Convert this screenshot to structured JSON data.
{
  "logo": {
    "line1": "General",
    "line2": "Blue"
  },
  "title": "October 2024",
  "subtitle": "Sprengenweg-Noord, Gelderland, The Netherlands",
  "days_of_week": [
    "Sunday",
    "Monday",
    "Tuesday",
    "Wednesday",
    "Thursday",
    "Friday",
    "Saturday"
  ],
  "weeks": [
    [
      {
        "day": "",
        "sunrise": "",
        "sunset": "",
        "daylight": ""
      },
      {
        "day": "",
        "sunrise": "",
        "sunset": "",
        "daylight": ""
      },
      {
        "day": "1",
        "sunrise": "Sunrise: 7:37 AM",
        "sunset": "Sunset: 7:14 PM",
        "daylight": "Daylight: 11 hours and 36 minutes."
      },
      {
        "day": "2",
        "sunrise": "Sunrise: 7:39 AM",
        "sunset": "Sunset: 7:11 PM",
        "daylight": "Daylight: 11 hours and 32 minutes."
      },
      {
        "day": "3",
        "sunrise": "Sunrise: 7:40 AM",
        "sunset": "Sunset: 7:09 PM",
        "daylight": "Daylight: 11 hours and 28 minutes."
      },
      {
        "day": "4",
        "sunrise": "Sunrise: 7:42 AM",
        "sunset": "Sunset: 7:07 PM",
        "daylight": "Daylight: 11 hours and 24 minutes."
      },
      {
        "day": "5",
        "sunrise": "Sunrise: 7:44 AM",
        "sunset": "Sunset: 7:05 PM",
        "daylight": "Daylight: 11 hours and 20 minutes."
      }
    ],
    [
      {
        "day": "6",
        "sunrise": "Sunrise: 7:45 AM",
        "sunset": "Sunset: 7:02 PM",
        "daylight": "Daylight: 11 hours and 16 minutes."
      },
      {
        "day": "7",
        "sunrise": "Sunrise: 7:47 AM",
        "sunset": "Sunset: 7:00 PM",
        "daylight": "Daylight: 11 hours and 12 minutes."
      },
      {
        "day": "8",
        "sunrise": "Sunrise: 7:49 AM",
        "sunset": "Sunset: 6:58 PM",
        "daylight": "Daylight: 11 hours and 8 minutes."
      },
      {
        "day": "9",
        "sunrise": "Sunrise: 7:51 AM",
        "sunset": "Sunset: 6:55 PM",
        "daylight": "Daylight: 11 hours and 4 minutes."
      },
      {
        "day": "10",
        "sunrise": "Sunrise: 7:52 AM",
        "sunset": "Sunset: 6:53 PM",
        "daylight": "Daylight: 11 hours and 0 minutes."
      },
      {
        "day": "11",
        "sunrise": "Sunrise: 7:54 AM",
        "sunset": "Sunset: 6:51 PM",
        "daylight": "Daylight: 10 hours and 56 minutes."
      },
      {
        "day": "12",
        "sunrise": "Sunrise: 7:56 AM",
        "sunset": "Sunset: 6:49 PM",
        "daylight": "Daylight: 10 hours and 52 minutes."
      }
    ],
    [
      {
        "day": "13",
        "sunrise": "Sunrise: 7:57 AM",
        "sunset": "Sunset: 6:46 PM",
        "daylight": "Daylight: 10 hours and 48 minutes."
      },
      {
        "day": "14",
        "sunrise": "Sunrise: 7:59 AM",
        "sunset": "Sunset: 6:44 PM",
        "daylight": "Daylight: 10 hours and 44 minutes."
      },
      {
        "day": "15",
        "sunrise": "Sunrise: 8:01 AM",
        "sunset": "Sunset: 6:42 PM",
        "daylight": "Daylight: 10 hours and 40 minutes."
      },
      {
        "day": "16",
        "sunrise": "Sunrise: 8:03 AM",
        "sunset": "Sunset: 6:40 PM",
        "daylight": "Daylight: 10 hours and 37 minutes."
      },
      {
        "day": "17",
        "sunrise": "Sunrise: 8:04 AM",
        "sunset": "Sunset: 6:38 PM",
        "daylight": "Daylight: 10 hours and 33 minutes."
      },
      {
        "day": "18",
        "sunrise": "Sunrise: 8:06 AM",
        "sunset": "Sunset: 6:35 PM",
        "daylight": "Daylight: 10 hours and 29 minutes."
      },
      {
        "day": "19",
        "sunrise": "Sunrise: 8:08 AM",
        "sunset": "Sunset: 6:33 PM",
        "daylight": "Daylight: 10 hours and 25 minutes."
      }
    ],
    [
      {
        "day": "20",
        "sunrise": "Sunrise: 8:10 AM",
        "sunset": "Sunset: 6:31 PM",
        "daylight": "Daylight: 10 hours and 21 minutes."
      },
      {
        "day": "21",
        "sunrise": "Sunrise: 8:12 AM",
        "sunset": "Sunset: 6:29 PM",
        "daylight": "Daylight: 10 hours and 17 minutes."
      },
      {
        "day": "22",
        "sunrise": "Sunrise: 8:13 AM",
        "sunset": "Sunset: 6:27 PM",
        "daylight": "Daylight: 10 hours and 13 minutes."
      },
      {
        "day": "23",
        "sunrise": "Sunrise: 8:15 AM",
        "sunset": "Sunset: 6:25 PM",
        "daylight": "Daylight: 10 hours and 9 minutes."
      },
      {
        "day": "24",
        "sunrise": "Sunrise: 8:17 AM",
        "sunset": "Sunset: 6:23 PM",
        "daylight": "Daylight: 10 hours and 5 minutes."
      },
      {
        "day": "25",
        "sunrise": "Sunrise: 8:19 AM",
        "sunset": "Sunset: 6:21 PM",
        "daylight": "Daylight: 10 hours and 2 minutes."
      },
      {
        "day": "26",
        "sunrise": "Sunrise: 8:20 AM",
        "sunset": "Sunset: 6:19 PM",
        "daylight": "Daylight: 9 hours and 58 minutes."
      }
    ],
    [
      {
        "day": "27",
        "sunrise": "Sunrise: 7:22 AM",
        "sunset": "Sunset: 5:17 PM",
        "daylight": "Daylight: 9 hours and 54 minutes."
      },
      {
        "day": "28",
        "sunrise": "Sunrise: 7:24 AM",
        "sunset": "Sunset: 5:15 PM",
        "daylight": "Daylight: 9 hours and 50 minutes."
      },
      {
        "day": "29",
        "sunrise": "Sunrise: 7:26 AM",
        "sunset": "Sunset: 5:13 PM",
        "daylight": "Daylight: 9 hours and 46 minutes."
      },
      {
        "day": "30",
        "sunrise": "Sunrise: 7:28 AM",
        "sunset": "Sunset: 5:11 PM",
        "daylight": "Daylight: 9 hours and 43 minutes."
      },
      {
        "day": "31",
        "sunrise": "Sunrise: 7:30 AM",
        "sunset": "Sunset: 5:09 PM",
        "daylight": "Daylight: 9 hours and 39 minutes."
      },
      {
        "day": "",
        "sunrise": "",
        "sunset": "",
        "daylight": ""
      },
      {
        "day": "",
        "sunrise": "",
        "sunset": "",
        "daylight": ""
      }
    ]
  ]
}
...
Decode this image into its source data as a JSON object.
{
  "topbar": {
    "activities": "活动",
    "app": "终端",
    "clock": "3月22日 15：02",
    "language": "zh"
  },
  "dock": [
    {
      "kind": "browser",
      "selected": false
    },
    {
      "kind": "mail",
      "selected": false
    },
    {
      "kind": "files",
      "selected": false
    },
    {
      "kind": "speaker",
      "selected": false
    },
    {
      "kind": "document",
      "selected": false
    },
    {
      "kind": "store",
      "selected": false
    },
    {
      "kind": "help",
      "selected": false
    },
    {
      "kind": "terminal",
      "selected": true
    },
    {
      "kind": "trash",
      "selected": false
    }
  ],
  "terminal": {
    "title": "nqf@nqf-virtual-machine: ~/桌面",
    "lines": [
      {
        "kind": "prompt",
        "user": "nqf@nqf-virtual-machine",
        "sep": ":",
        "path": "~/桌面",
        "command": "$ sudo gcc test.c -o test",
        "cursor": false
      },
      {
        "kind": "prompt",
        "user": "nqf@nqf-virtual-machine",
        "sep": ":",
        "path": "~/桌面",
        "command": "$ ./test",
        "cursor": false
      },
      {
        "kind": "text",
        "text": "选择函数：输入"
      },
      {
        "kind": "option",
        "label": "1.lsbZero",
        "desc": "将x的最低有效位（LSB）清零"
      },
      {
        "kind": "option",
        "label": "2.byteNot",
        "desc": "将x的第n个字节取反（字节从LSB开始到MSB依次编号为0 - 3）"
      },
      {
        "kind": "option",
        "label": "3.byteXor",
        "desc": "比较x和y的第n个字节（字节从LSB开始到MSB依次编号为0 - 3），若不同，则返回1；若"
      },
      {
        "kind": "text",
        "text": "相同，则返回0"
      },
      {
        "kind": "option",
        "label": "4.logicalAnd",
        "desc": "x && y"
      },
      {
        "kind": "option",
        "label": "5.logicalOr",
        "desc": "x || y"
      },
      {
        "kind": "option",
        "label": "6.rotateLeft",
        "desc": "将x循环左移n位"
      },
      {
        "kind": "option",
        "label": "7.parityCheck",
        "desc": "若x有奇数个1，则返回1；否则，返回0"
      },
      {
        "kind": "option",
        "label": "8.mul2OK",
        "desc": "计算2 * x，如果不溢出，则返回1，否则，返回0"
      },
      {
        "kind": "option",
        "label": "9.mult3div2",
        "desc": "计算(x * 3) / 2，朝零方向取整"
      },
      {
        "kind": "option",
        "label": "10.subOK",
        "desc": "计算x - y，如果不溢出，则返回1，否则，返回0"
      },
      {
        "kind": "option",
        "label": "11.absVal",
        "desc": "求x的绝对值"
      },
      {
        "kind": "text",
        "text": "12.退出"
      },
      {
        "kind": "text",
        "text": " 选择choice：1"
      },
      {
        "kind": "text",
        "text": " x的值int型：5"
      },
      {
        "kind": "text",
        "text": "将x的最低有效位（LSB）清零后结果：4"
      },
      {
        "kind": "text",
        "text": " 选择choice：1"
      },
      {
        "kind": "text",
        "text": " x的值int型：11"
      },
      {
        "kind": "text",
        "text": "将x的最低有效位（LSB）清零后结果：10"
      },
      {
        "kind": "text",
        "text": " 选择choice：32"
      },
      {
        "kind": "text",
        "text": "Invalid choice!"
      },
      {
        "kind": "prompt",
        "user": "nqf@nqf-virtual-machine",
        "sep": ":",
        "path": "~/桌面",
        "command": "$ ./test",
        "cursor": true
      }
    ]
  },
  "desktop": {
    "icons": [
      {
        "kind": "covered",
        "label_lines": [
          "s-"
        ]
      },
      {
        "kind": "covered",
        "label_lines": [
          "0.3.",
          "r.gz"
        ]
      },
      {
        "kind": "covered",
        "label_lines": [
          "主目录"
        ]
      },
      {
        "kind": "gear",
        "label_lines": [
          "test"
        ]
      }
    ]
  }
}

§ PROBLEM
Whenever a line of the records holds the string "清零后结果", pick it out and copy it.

§ RESPONSE FOR THIS EXERCISE
        "text": "将x的最低有效位（LSB）清零后结果：4"
        "text": "将x的最低有效位（LSB）清零后结果：10"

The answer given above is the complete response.